Pseudoarthrosis is an area of broken bone that does not heal, causing a joint (space between two bones) to form. Pseudoarthritis literally means "false joint."
Pseudoarthrosis may occur after a spinal fusion procedure that did not take. When a fusion doesn’t take, it is called a "non-union."
What happens in a non-union is that movement is introduced to the joint during the post-surgical healing period or blood flow to the area is limited (or both), causing the fusion to fail. Non-union often results in pseudoarthrosis, a movement in one or more areas in your vertebrae that is not supposed to occur.
Diagnosing a PseudoarthrosisDoctors often have a difficult time diagnosing a pseudoarthrosis. One reason for this is that no one can say for sure how long after your spinal fusion surgery any related pain or other symptoms may occur. You may feel pain from a pseudoarthrosis months or even years after your surgery.
Another reason getting a diagnosis is difficult is that a pseudoarthrosis may be just a very tiny crack in the bone that is hard to see on films.
Factors for PseudoarthrosisA number of factors may contribute to a pseudoarthrosis. They range from metabolic factors; the type of hardware the surgeon implants in your spine; and the type of bone graft material used.

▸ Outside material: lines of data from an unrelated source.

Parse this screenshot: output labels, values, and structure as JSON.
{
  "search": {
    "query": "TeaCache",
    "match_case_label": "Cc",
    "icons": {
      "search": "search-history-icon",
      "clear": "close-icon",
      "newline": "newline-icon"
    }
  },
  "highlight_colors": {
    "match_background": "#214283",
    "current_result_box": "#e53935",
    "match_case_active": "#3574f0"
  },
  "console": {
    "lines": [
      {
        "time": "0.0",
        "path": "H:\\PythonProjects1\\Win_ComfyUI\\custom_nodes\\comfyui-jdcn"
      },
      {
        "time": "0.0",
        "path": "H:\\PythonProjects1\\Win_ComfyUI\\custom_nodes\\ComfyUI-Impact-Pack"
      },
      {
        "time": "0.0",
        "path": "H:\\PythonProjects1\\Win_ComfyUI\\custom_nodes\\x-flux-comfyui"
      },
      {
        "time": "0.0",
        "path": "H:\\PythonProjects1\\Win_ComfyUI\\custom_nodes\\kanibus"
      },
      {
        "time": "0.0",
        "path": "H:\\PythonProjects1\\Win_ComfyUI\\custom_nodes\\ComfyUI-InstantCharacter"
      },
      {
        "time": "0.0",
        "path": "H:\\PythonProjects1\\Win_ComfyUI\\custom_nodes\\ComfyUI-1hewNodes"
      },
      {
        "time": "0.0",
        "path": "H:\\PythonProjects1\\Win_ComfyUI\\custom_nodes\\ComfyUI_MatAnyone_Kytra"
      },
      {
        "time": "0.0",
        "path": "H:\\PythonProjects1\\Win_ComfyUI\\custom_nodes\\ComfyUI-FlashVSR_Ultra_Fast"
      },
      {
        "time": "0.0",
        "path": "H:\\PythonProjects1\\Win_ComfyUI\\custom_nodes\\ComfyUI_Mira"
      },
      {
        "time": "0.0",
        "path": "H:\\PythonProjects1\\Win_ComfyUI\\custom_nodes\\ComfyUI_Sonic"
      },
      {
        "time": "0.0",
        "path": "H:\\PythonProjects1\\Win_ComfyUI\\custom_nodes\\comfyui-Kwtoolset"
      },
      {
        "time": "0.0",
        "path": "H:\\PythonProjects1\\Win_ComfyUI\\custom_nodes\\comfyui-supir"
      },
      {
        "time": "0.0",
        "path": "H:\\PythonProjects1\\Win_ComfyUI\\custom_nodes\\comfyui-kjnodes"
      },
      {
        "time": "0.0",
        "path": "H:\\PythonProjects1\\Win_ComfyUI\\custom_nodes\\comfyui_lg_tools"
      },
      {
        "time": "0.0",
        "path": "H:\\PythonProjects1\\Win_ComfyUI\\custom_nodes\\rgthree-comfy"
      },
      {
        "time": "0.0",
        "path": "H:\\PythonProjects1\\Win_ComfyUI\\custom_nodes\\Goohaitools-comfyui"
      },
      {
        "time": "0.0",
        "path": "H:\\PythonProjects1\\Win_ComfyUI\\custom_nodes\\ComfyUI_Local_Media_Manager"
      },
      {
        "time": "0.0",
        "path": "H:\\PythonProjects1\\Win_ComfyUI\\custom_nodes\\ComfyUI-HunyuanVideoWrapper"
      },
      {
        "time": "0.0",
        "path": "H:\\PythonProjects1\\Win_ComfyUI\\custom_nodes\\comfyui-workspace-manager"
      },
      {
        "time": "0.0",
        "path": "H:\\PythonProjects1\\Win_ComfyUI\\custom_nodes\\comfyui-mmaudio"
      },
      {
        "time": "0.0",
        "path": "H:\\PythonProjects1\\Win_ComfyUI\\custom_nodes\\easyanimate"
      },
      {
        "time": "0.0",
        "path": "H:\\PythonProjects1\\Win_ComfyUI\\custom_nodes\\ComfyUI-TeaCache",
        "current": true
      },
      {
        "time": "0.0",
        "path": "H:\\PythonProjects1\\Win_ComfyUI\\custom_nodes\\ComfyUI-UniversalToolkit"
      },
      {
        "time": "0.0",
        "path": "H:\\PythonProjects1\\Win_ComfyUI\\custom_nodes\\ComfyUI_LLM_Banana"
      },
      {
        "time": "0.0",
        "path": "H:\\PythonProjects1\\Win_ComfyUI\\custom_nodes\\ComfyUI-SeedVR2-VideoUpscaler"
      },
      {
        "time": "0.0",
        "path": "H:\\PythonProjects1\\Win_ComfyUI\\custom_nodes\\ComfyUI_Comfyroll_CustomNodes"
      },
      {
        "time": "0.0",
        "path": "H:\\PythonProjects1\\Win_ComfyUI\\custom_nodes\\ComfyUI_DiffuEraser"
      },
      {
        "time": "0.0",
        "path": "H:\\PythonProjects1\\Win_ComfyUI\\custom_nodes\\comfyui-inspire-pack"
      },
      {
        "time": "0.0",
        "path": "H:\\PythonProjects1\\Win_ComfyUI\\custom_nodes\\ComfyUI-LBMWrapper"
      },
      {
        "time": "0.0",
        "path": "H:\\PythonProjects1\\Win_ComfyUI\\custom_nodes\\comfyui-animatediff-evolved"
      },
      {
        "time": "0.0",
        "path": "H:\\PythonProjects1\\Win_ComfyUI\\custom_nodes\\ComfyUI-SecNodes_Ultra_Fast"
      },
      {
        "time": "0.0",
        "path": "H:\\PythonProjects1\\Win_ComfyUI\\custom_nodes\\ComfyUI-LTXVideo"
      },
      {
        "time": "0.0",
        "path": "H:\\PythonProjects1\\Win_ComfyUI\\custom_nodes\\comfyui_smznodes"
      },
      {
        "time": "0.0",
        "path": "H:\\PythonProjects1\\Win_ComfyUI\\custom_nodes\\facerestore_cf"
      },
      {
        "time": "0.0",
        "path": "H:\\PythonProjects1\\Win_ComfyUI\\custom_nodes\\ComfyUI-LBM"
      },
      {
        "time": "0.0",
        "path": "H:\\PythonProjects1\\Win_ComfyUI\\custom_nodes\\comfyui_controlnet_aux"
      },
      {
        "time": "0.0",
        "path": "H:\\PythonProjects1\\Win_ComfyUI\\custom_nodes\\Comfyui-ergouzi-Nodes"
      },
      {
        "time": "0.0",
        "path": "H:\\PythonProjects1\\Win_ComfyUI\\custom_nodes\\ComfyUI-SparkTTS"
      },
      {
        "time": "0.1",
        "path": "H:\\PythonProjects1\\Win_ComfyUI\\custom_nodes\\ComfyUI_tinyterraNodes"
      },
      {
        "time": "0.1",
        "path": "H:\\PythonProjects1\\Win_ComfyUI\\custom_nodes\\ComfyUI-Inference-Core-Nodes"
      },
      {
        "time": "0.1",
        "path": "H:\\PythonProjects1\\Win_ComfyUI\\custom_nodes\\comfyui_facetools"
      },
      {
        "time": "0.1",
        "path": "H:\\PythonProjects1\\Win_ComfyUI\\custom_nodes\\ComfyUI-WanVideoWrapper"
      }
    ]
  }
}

Your lifestyle may also contribute to an increased risk of pseudoarthrosis. If you smoke, are obese or are malnourished your risk is higher. The same is true if you have osteoporosis, diabetes, chronic illness, you’ve had a pseudoarthrosis before or you use steroid or nonsteroidal anti-inflammatory (NSAID) medications regularly.